As you get ready to sell your Scottsdale home, it’s a good idea to get to know what the disclosure statement is and what it entails, because Arizona requires sellers to fill one out. In short, this document will tell the buyer some important information about the Scottsdale home you are selling. But what exactly does it need to include, and what can be left out?
Here are the facts on disclosure statements in Arizona:
What affects your home’s value?
One of the disclosure basics involves letting the buyer know any facts that could negatively affect the value of the home. This mostly refers to major issues. For example, if the foundation is cracked, the roof needs to be replaced, the house has water damage, or there are termites on the property, you need to disclose these problems. That’s because they can be expensive to fix and can lead to even bigger problems if they are ignored, so buyers need to know about them.
Note that just because you have to tell buyers about these problems does not necessarily mean you will need to fix them prior to selling your Scottsdale home. If you and your buyer are in a hurry to close the deal, you can work with your Realtor and the buyer to negotiate the price of the home so he or she can pay for the repairs after taking possession of the house.
What other information do you need to include?
The disclosure statement also needs to mention the name of the homeowner, as well as what utility companies serve the area. Information involving the surrounding environment is important, as well. For example, if the soil is known to be contaminated or the air quality is low, this should be noted on the statement.
If your Scottsdale home was built before 1978, you need to mention in the disclosure statement that there’s a possibility of lead-based paint in the house. If you’re not sure if there is, give the buyer ten days to test for it. Your Realtor will also need to give the buyer a pamphlet called “Protect Your Family from Lead in Your Home.”
What does not need to be in the disclosure statement?
You do not need to mention small issues with the house that do not affect property value. For instance, if the hardwood floor has some scratches or the tile has some cracks, you don’t need to include those details in the disclosure statement. Buyers can usually see those issues anyway and will probably mention them if they are important to them.
In addition, you do not need to disclose any details that you do not know about. This means you are not required to get your property inspection done before you sell your Scottsdale home.

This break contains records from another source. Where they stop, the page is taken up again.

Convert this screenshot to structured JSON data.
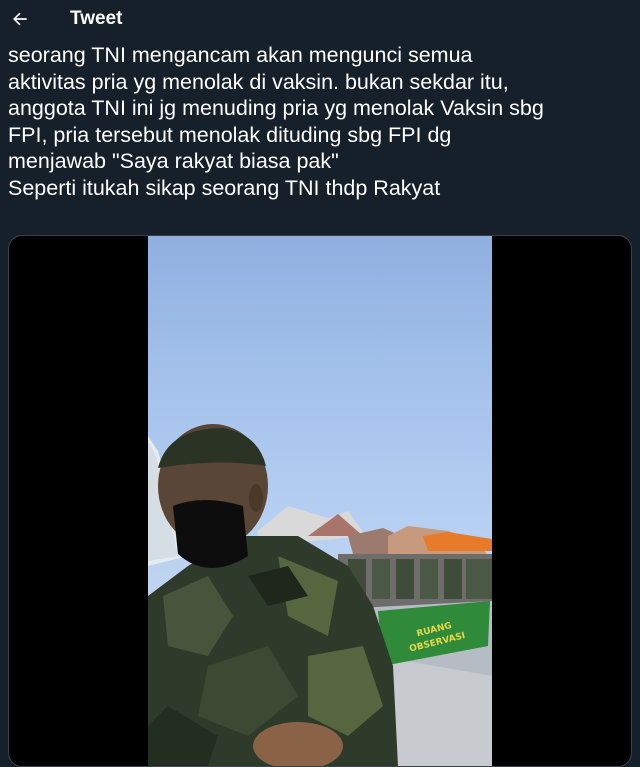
{
  "header": {
    "back_icon": "arrow-left-icon",
    "title": "Tweet"
  },
  "tweet": {
    "text": "seorang TNI mengancam akan mengunci semua\naktivitas pria yg menolak di vaksin. bukan sekdar itu,\nanggota TNI ini jg menuding pria yg menolak Vaksin sbg\nFPI, pria tersebut menolak dituding sbg FPI dg\nmenjawab \"Saya rakyat biasa pak\"\nSeperti itukah sikap seorang TNI thdp Rakyat"
  },
  "media": {
    "type": "video",
    "sign_text_1": "RUANG",
    "sign_text_2": "OBSERVASI"
  },
  "colors": {
    "background": "#15202b",
    "text": "#ffffff",
    "border": "#38444d",
    "sign": "#2f8a3a"
  }
}
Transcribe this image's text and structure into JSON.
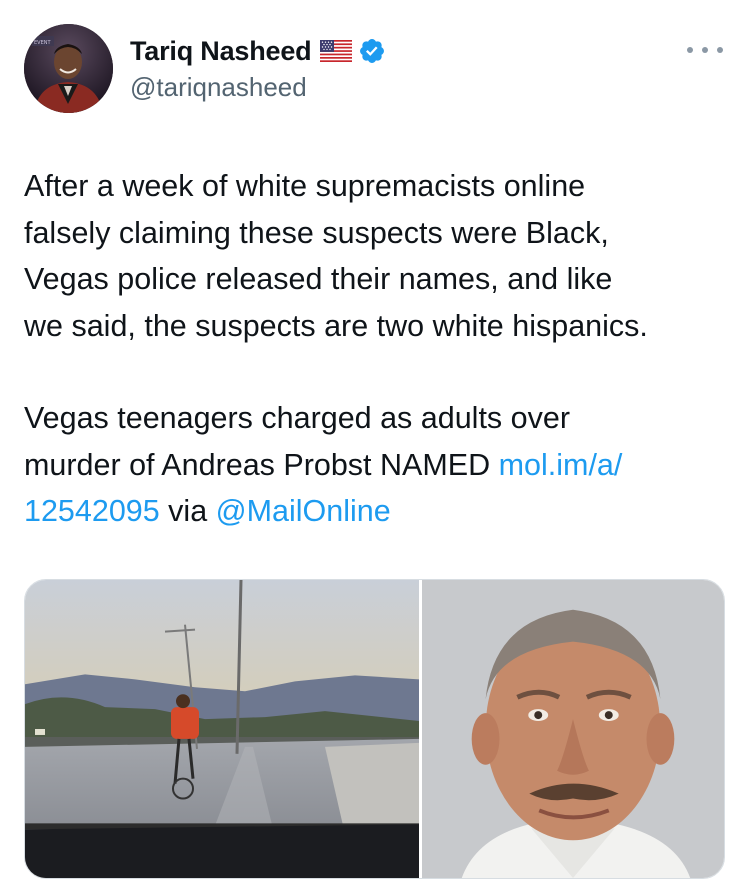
{
  "author": {
    "display_name": "Tariq Nasheed",
    "flag_emoji": "🇺🇸",
    "handle": "@tariqnasheed",
    "verified_color": "#1d9bf0"
  },
  "tweet": {
    "paragraph1": "After a week of white supremacists online\nfalsely claiming these suspects were Black,\nVegas police released their names, and like\nwe said, the suspects are two white hispanics.",
    "paragraph2_text": "Vegas teenagers charged as adults over\nmurder of Andreas Probst NAMED ",
    "link_url": "mol.im/a/\n12542095",
    "via_text": " via ",
    "mention": "@MailOnline"
  },
  "icons": {
    "avatar": "avatar",
    "flag": "us-flag-icon",
    "verified": "verified-badge-icon",
    "more": "more-options-icon"
  },
  "colors": {
    "link": "#1d9bf0",
    "secondary_text": "#536471",
    "primary_text": "#0f1419"
  }
}
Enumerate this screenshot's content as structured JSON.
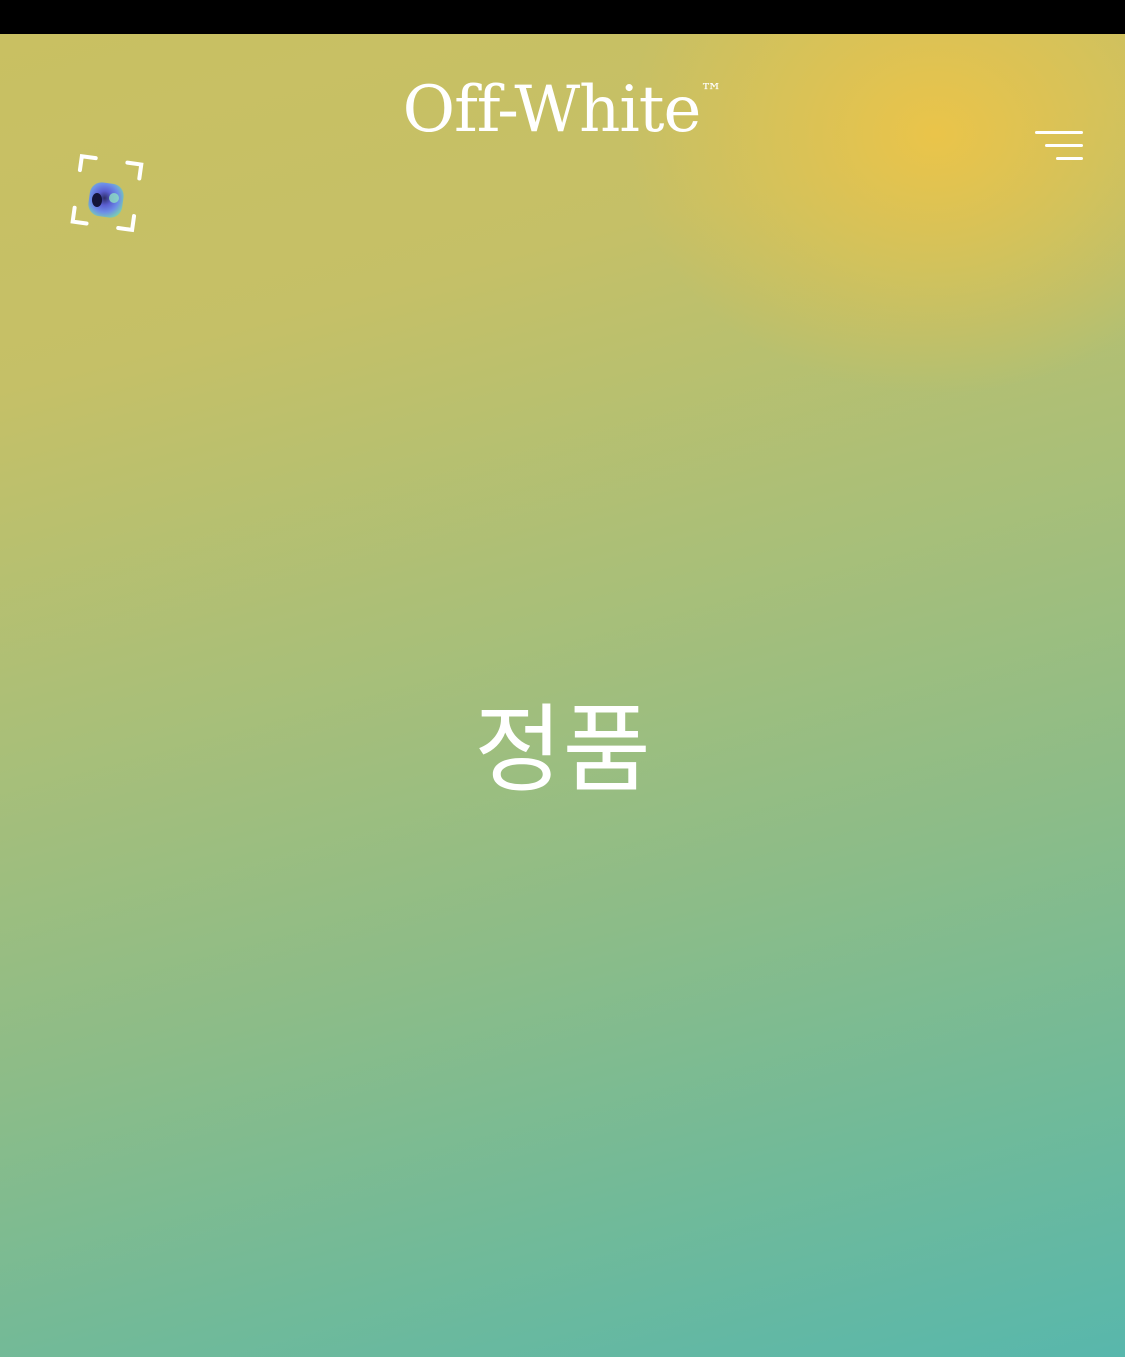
{
  "header": {
    "brand_name": "Off-White",
    "brand_mark": "™",
    "scanner_icon": "camera-scan-icon",
    "menu_icon": "hamburger-menu-icon"
  },
  "main": {
    "title": "정품"
  },
  "colors": {
    "gradient_top": "#c9c062",
    "gradient_accent_top_right": "#ecc448",
    "gradient_bottom": "#58b7ac",
    "text": "#ffffff",
    "status_bar": "#000000"
  }
}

Buyers’ agents initiate and pay for an inspection once your home is under contract, during which time they will be made aware of any issues with the house. If the buyers ask you about any problems and you truly don’t know the answer, you can simply say you don’t know, even on your Seller’s Property Disclosure Statement, or SPDS.
One piece of information that matters to some buyers is whether a death ever took place in the home. By law, Arizona sellers do not have to disclose whether a death or crime of any type took place on the property. However, if a buyer specifically asks about this, you do need to answer to the best of your knowledge.
Of course, your qualified Realtor will help with the entire disclosure process. If you have any questions about the disclosure statement or other steps involved with buying and selling a home in the Valley of the Sun, contact The Matheson Team today.
Realtor | Founder
The Matheson Team – RE/MAX Fine Properties
21000 N. Pima Rd., #100, Scottsdale, AZ 85255